Wednesday, May 9, 2012

Council passes leash law, hears budget and plans for Francisco's Farm arts festival, still in the making

Dogs in Midway can no longer roam free, at least legally, under the leash law passed by the City Council this week. Monday night's meeting also included the formal first reading of the budget for the fiscal year beginning July 1 and discussion of plans for the Francisco's Farm arts festival.

The leash law passed unanimously, though Council Member Joy Arnold suggested that it be modified to allow exceptions for dog owners who can prove to an animal control officer that they can maintain control of their dogs without leashes. Arnold said Boulder, Colo., has such a law, and "We need to be a community that appreciates dogs that have been trained." She said a local dog trainer had expressed concern about Midway's ordinance.

Other city officials were skeptical. Council Member and Mayor Pro Tem Sharon Turner said it is a dog's nature to give chase, and the leash law will keep dogs from being run down in the street. Mayor Tom Bozarth questioned how the exception would be enforced and funded.

Council Member Dan Roller suggested that the idea be referred to the county animal control office, since that office had requested the ordinance to make Midway conform with one in Versailles. Outside the limits of the two cities, the leash laws do not apply.

The proposed budget was read without comment; it had been discussed at two special council meetings, reported here. An Excel spreadsheet of the major items can be downloaded here.

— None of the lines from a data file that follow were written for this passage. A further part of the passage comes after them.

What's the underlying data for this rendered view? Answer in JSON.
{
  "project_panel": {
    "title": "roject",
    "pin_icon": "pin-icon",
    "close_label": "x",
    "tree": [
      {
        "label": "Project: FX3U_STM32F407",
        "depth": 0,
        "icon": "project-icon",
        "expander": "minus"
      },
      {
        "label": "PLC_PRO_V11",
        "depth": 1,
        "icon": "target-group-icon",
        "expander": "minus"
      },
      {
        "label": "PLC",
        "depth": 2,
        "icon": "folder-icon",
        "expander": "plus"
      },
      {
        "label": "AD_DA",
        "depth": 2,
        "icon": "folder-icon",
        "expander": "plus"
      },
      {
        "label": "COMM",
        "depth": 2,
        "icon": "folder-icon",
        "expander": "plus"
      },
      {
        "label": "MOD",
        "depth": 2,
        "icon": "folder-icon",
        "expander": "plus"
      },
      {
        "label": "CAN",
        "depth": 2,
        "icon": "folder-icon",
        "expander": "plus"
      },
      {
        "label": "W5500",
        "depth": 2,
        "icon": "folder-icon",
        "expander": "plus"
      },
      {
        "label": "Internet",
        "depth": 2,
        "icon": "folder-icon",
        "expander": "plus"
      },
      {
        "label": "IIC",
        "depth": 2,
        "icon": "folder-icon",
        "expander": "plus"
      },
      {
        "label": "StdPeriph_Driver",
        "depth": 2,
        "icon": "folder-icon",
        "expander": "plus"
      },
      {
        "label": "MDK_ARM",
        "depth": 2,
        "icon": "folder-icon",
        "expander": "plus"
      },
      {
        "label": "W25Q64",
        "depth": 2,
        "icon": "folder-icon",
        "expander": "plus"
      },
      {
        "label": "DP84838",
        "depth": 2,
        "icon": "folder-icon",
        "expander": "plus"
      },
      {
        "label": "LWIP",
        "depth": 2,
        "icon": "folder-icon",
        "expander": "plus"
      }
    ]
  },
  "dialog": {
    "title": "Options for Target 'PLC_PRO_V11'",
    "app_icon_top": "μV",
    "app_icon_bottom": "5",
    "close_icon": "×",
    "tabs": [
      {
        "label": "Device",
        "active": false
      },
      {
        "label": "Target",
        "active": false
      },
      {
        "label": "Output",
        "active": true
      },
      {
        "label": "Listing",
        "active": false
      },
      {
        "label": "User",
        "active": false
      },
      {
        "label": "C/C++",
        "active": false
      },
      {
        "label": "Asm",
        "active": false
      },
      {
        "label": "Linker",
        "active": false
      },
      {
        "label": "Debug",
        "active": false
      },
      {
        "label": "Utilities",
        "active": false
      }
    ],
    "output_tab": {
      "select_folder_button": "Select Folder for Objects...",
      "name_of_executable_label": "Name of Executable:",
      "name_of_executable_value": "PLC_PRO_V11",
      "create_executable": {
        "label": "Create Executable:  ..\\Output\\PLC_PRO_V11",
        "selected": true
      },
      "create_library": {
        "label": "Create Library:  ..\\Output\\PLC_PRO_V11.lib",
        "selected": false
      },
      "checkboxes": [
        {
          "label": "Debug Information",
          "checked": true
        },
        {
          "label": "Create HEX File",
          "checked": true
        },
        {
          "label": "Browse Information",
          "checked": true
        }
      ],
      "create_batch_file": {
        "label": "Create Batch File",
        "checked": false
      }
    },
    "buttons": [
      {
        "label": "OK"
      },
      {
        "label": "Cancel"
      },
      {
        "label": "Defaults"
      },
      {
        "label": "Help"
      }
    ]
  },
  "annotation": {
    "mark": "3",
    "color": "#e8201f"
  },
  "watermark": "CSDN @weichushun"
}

Francisco's Farm: How to maintain connections with Midway?

Sara Hicks, the president of Midway Renaissance, reported on plans for Francisco's Farm, which will be held June 23-24 at Equus Run Vineyards on Moores Mill Road, three and a half miles from downtown Midway.

The festival's move to the vineyard last year, from Midway College, rankled some Midwegians who thought the change reduced the popular event's connection with the town. Tentative plans for a shuttle between the event and the town fell through.

Hicks was asked what the festival will do to bring people to Midway. She said some merchants have agreed to give discounts to festival-goers, and "We want most of our volunteers to be from Midway." The Lexington Art League is playing a major role with the event this year.

Hicks said Pam Trautner is recruiting volunteers for the event, and John Maybrier is seeking vendors. "We're looking to have healthier foods," Hicks said.

Council Member Charlann Wombles, acknowledging that her idea may be too late for this year, suggested that the festival be called "Midway's Francisco's Farm."

"I like that," Hicks replied. "It's the people of Midway who put it on for all those years. She said the festival will have a table for Midway merchants.

However, Grayson Vandegrift, president of the merchants' association, said it was not planning to have a booth because the festival said that would cost the association $1,000. Hicks said she would look into that. Later in the week, Vandegrift said the festival had agreed to provide a free booth.

Francisco's Farm, a nationally recognized and professionally juried art fair, is named for Col. John Francisco, whose farm became the site of Midway when the state's first railroad was built through it in the 1830s.

Other business

The council agreed to have a special meeting at 9 a.m. Tuesday, May 15 to discuss garbage and recycling policies and pending bids. Bozarth said water customers will get a questionnaire, the answers to which will guide the city's decisions.

Council Member Aaron Hamilton said the survey will include questions asking if residents would be more likely to recycle if all types of material could be combined into a single stream, and whether they would be willing to pay a fee if glass could be collected for recycling and the current blue bags eliminated.

After the opening of the farmers' market for the summer was announced for 3 to 6 p.m. Monday, June 4, Bozarth said "I think we're going to have someone else down here on Saturdays." That, he said after the meeting, would be B & B Farms from Lawrenceburg.

1 comment:

Anonymous said...

Leashing your dog is not only for the safety of the public but for the safety of the dog. Even the best well trained dog can “freak” and run into traffic. Even the best well trained dog can bite or attack if it feels threatened. Dogs need to be on a leash in public in case there is a potential dog fight. Even though your dog is well trained you need to take into consideration the people who are afraid of dogs and “freak” when they see dogs that are not on a leash? Dogs are dogs and what they do is unexpected. Midway needs leash laws that apply to ALL DOGS! No exceptions!